### What needs to be done:
Some lines below hold "time". Pick them out and copy them.

Recorded data
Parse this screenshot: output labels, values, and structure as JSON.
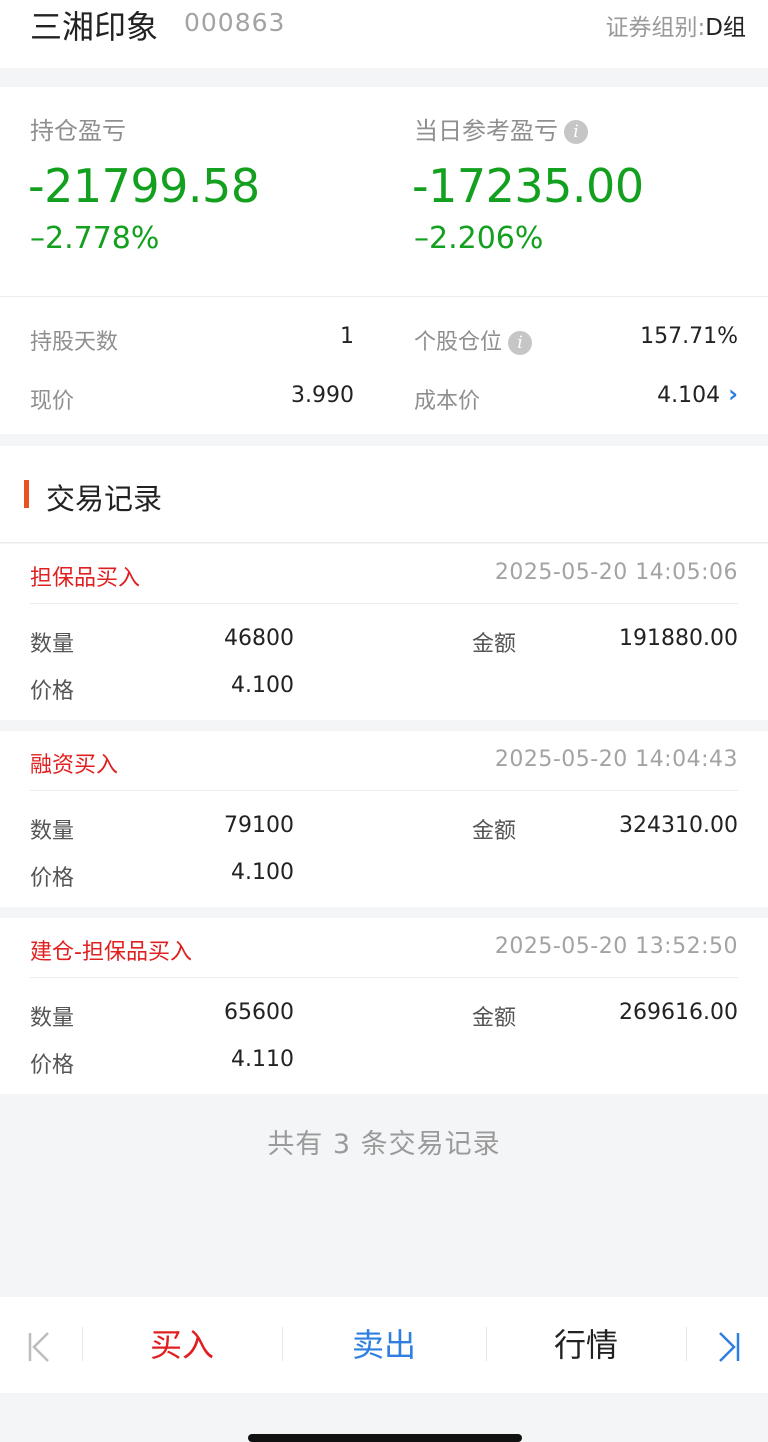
{
  "header": {
    "stock_name": "三湘印象",
    "stock_code": "000863",
    "group_label": "证券组别:",
    "group_value": "D组"
  },
  "summary": {
    "position_pl_title": "持仓盈亏",
    "position_pl_value": "-21799.58",
    "position_pl_pct": "–2.778%",
    "daily_pl_title": "当日参考盈亏",
    "daily_pl_value": "-17235.00",
    "daily_pl_pct": "–2.206%",
    "hold_days_label": "持股天数",
    "hold_days_value": "1",
    "position_ratio_label": "个股仓位",
    "position_ratio_value": "157.71%",
    "price_label": "现价",
    "price_value": "3.990",
    "cost_label": "成本价",
    "cost_value": "4.104",
    "info_icon": "i",
    "chevron": "›"
  },
  "records_title": "交易记录",
  "records": [
    {
      "type": "担保品买入",
      "time": "2025-05-20 14:05:06",
      "qty_label": "数量",
      "qty": "46800",
      "amount_label": "金额",
      "amount": "191880.00",
      "price_label": "价格",
      "price": "4.100"
    },
    {
      "type": "融资买入",
      "time": "2025-05-20 14:04:43",
      "qty_label": "数量",
      "qty": "79100",
      "amount_label": "金额",
      "amount": "324310.00",
      "price_label": "价格",
      "price": "4.100"
    },
    {
      "type": "建仓-担保品买入",
      "time": "2025-05-20 13:52:50",
      "qty_label": "数量",
      "qty": "65600",
      "amount_label": "金额",
      "amount": "269616.00",
      "price_label": "价格",
      "price": "4.110"
    }
  ],
  "footer_note": "共有 3 条交易记录",
  "bottom_nav": {
    "first_icon": "|<",
    "buy_label": "买入",
    "sell_label": "卖出",
    "quote_label": "行情",
    "last_icon": ">|"
  },
  "colors": {
    "loss_green": "#13a01f",
    "trade_red": "#e02020",
    "accent_orange": "#e8541f",
    "link_blue": "#2f7fe0"
  }
}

### Task response:
      "time": "2025-05-20 14:05:06",
      "time": "2025-05-20 14:04:43",
      "time": "2025-05-20 13:52:50",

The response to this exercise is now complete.